(Dataset items)
_ _ _ _ _ _ _
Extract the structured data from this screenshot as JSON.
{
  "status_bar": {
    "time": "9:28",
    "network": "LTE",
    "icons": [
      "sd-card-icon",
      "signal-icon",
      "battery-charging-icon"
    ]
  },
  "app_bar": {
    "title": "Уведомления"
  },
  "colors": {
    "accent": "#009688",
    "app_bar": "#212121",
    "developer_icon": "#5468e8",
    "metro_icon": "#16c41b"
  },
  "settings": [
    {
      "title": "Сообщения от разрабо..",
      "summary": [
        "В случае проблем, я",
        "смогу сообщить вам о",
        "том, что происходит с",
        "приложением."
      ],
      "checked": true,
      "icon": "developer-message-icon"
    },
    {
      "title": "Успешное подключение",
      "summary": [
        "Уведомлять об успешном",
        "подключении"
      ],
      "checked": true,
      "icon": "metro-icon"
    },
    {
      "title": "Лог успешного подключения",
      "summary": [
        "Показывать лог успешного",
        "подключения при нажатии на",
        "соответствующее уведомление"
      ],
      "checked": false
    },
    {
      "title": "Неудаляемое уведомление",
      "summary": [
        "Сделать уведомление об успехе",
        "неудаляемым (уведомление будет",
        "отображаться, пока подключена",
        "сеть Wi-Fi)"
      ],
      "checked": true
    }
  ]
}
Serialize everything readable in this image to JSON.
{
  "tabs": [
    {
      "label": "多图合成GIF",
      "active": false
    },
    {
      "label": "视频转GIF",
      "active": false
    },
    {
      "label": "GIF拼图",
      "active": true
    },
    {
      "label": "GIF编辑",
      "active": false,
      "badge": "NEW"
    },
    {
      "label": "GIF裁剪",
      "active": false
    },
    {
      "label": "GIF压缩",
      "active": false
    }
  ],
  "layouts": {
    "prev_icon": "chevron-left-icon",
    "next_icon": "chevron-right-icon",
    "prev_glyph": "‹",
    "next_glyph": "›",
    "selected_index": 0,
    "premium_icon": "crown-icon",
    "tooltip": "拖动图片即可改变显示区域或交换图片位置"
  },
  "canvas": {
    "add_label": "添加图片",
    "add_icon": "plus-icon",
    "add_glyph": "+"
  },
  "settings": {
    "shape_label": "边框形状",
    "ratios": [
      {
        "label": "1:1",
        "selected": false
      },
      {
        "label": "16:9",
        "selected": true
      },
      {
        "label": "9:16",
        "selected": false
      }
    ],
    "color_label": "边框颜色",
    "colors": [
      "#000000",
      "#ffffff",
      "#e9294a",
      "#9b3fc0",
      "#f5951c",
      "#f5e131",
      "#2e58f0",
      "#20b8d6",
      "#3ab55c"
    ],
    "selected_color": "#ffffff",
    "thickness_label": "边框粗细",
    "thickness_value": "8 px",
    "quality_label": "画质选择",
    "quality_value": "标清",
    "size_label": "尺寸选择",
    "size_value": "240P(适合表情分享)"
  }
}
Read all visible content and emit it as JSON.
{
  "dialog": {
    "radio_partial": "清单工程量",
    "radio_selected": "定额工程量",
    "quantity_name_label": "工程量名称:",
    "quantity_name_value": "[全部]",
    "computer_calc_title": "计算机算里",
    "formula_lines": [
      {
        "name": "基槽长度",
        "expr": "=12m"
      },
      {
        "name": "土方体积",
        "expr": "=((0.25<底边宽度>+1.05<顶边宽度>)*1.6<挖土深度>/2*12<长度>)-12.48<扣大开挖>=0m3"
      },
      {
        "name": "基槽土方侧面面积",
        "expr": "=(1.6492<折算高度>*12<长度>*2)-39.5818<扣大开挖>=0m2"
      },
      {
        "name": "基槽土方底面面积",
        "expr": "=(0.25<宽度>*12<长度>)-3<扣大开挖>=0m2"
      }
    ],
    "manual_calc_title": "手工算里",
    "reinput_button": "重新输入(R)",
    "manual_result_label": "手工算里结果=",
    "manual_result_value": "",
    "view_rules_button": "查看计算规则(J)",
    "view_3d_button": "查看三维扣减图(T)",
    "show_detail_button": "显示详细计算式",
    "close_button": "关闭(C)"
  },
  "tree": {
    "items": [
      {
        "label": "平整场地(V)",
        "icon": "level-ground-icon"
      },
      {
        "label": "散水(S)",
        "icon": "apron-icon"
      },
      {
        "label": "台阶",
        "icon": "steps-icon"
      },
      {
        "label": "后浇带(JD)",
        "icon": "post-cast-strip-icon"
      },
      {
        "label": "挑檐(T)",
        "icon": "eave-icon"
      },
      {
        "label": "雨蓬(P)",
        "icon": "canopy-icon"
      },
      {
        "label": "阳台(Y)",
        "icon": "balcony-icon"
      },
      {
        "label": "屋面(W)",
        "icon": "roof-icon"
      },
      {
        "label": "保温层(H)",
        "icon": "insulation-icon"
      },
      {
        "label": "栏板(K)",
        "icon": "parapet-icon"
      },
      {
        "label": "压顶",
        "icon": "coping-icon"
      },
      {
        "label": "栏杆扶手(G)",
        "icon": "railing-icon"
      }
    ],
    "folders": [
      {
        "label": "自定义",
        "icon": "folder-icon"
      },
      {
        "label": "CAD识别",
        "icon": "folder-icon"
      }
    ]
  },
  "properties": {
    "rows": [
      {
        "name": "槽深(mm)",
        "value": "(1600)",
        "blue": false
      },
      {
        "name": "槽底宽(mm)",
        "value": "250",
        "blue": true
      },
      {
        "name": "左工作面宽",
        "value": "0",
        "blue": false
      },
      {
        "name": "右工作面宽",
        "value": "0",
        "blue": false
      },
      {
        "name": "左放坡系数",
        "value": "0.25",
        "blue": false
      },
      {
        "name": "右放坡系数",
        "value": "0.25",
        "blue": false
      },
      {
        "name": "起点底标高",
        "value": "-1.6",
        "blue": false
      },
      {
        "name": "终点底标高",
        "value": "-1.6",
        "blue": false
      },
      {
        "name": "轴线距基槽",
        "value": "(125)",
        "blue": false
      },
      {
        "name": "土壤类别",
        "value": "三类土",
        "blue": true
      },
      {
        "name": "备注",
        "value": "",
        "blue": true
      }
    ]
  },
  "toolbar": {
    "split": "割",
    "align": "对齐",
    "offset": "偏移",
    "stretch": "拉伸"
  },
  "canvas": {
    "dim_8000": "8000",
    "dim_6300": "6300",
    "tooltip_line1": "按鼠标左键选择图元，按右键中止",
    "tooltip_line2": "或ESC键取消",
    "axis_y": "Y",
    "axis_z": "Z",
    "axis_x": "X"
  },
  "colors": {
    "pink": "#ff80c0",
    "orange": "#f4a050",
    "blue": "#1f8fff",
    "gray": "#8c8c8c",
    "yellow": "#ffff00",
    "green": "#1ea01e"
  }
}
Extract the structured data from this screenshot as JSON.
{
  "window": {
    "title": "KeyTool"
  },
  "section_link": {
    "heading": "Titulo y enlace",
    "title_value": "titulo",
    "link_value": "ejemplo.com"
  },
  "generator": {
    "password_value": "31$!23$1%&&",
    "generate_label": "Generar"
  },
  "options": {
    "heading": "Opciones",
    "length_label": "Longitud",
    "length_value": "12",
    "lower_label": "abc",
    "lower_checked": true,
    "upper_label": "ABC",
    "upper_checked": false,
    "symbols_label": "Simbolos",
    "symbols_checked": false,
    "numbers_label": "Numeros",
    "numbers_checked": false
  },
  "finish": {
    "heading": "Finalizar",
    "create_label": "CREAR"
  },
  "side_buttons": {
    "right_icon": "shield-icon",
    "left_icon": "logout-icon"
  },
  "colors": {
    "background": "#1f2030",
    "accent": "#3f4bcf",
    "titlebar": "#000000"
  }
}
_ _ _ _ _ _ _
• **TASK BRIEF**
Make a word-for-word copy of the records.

• **FINAL ANSWER**
Extract the structured data from this screenshot as JSON.
{
  "status_bar": {
    "time": "9:28",
    "network": "LTE",
    "icons": [
      "sd-card-icon",
      "signal-icon",
      "battery-charging-icon"
    ]
  },
  "app_bar": {
    "title": "Уведомления"
  },
  "colors": {
    "accent": "#009688",
    "app_bar": "#212121",
    "developer_icon": "#5468e8",
    "metro_icon": "#16c41b"
  },
  "settings": [
    {
      "title": "Сообщения от разрабо..",
      "summary": [
        "В случае проблем, я",
        "смогу сообщить вам о",
        "том, что происходит с",
        "приложением."
      ],
      "checked": true,
      "icon": "developer-message-icon"
    },
    {
      "title": "Успешное подключение",
      "summary": [
        "Уведомлять об успешном",
        "подключении"
      ],
      "checked": true,
      "icon": "metro-icon"
    },
    {
      "title": "Лог успешного подключения",
      "summary": [
        "Показывать лог успешного",
        "подключения при нажатии на",
        "соответствующее уведомление"
      ],
      "checked": false
    },
    {
      "title": "Неудаляемое уведомление",
      "summary": [
        "Сделать уведомление об успехе",
        "неудаляемым (уведомление будет",
        "отображаться, пока подключена",
        "сеть Wi-Fi)"
      ],
      "checked": true
    }
  ]
}
Serialize everything readable in this image to JSON.
{
  "tabs": [
    {
      "label": "多图合成GIF",
      "active": false
    },
    {
      "label": "视频转GIF",
      "active": false
    },
    {
      "label": "GIF拼图",
      "active": true
    },
    {
      "label": "GIF编辑",
      "active": false,
      "badge": "NEW"
    },
    {
      "label": "GIF裁剪",
      "active": false
    },
    {
      "label": "GIF压缩",
      "active": false
    }
  ],
  "layouts": {
    "prev_icon": "chevron-left-icon",
    "next_icon": "chevron-right-icon",
    "prev_glyph": "‹",
    "next_glyph": "›",
    "selected_index": 0,
    "premium_icon": "crown-icon",
    "tooltip": "拖动图片即可改变显示区域或交换图片位置"
  },
  "canvas": {
    "add_label": "添加图片",
    "add_icon": "plus-icon",
    "add_glyph": "+"
  },
  "settings": {
    "shape_label": "边框形状",
    "ratios": [
      {
        "label": "1:1",
        "selected": false
      },
      {
        "label": "16:9",
        "selected": true
      },
      {
        "label": "9:16",
        "selected": false
      }
    ],
    "color_label": "边框颜色",
    "colors": [
      "#000000",
      "#ffffff",
      "#e9294a",
      "#9b3fc0",
      "#f5951c",
      "#f5e131",
      "#2e58f0",
      "#20b8d6",
      "#3ab55c"
    ],
    "selected_color": "#ffffff",
    "thickness_label": "边框粗细",
    "thickness_value": "8 px",
    "quality_label": "画质选择",
    "quality_value": "标清",
    "size_label": "尺寸选择",
    "size_value": "240P(适合表情分享)"
  }
}
Read all visible content and emit it as JSON.
{
  "dialog": {
    "radio_partial": "清单工程量",
    "radio_selected": "定额工程量",
    "quantity_name_label": "工程量名称:",
    "quantity_name_value": "[全部]",
    "computer_calc_title": "计算机算里",
    "formula_lines": [
      {
        "name": "基槽长度",
        "expr": "=12m"
      },
      {
        "name": "土方体积",
        "expr": "=((0.25<底边宽度>+1.05<顶边宽度>)*1.6<挖土深度>/2*12<长度>)-12.48<扣大开挖>=0m3"
      },
      {
        "name": "基槽土方侧面面积",
        "expr": "=(1.6492<折算高度>*12<长度>*2)-39.5818<扣大开挖>=0m2"
      },
      {
        "name": "基槽土方底面面积",
        "expr": "=(0.25<宽度>*12<长度>)-3<扣大开挖>=0m2"
      }
    ],
    "manual_calc_title": "手工算里",
    "reinput_button": "重新输入(R)",
    "manual_result_label": "手工算里结果=",
    "manual_result_value": "",
    "view_rules_button": "查看计算规则(J)",
    "view_3d_button": "查看三维扣减图(T)",
    "show_detail_button": "显示详细计算式",
    "close_button": "关闭(C)"
  },
  "tree": {
    "items": [
      {
        "label": "平整场地(V)",
        "icon": "level-ground-icon"
      },
      {
        "label": "散水(S)",
        "icon": "apron-icon"
      },
      {
        "label": "台阶",
        "icon": "steps-icon"
      },
      {
        "label": "后浇带(JD)",
        "icon": "post-cast-strip-icon"
      },
      {
        "label": "挑檐(T)",
        "icon": "eave-icon"
      },
      {
        "label": "雨蓬(P)",
        "icon": "canopy-icon"
      },
      {
        "label": "阳台(Y)",
        "icon": "balcony-icon"
      },
      {
        "label": "屋面(W)",
        "icon": "roof-icon"
      },
      {
        "label": "保温层(H)",
        "icon": "insulation-icon"
      },
      {
        "label": "栏板(K)",
        "icon": "parapet-icon"
      },
      {
        "label": "压顶",
        "icon": "coping-icon"
      },
      {
        "label": "栏杆扶手(G)",
        "icon": "railing-icon"
      }
    ],
    "folders": [
      {
        "label": "自定义",
        "icon": "folder-icon"
      },
      {
        "label": "CAD识别",
        "icon": "folder-icon"
      }
    ]
  },
  "properties": {
    "rows": [
      {
        "name": "槽深(mm)",
        "value": "(1600)",
        "blue": false
      },
      {
        "name": "槽底宽(mm)",
        "value": "250",
        "blue": true
      },
      {
        "name": "左工作面宽",
        "value": "0",
        "blue": false
      },
      {
        "name": "右工作面宽",
        "value": "0",
        "blue": false
      },
      {
        "name": "左放坡系数",
        "value": "0.25",
        "blue": false
      },
      {
        "name": "右放坡系数",
        "value": "0.25",
        "blue": false
      },
      {
        "name": "起点底标高",
        "value": "-1.6",
        "blue": false
      },
      {
        "name": "终点底标高",
        "value": "-1.6",
        "blue": false
      },
      {
        "name": "轴线距基槽",
        "value": "(125)",
        "blue": false
      },
      {
        "name": "土壤类别",
        "value": "三类土",
        "blue": true
      },
      {
        "name": "备注",
        "value": "",
        "blue": true
      }
    ]
  },
  "toolbar": {
    "split": "割",
    "align": "对齐",
    "offset": "偏移",
    "stretch": "拉伸"
  },
  "canvas": {
    "dim_8000": "8000",
    "dim_6300": "6300",
    "tooltip_line1": "按鼠标左键选择图元，按右键中止",
    "tooltip_line2": "或ESC键取消",
    "axis_y": "Y",
    "axis_z": "Z",
    "axis_x": "X"
  },
  "colors": {
    "pink": "#ff80c0",
    "orange": "#f4a050",
    "blue": "#1f8fff",
    "gray": "#8c8c8c",
    "yellow": "#ffff00",
    "green": "#1ea01e"
  }
}
Extract the structured data from this screenshot as JSON.
{
  "window": {
    "title": "KeyTool"
  },
  "section_link": {
    "heading": "Titulo y enlace",
    "title_value": "titulo",
    "link_value": "ejemplo.com"
  },
  "generator": {
    "password_value": "31$!23$1%&&",
    "generate_label": "Generar"
  },
  "options": {
    "heading": "Opciones",
    "length_label": "Longitud",
    "length_value": "12",
    "lower_label": "abc",
    "lower_checked": true,
    "upper_label": "ABC",
    "upper_checked": false,
    "symbols_label": "Simbolos",
    "symbols_checked": false,
    "numbers_label": "Numeros",
    "numbers_checked": false
  },
  "finish": {
    "heading": "Finalizar",
    "create_label": "CREAR"
  },
  "side_buttons": {
    "right_icon": "shield-icon",
    "left_icon": "logout-icon"
  },
  "colors": {
    "background": "#1f2030",
    "accent": "#3f4bcf",
    "titlebar": "#000000"
  }
}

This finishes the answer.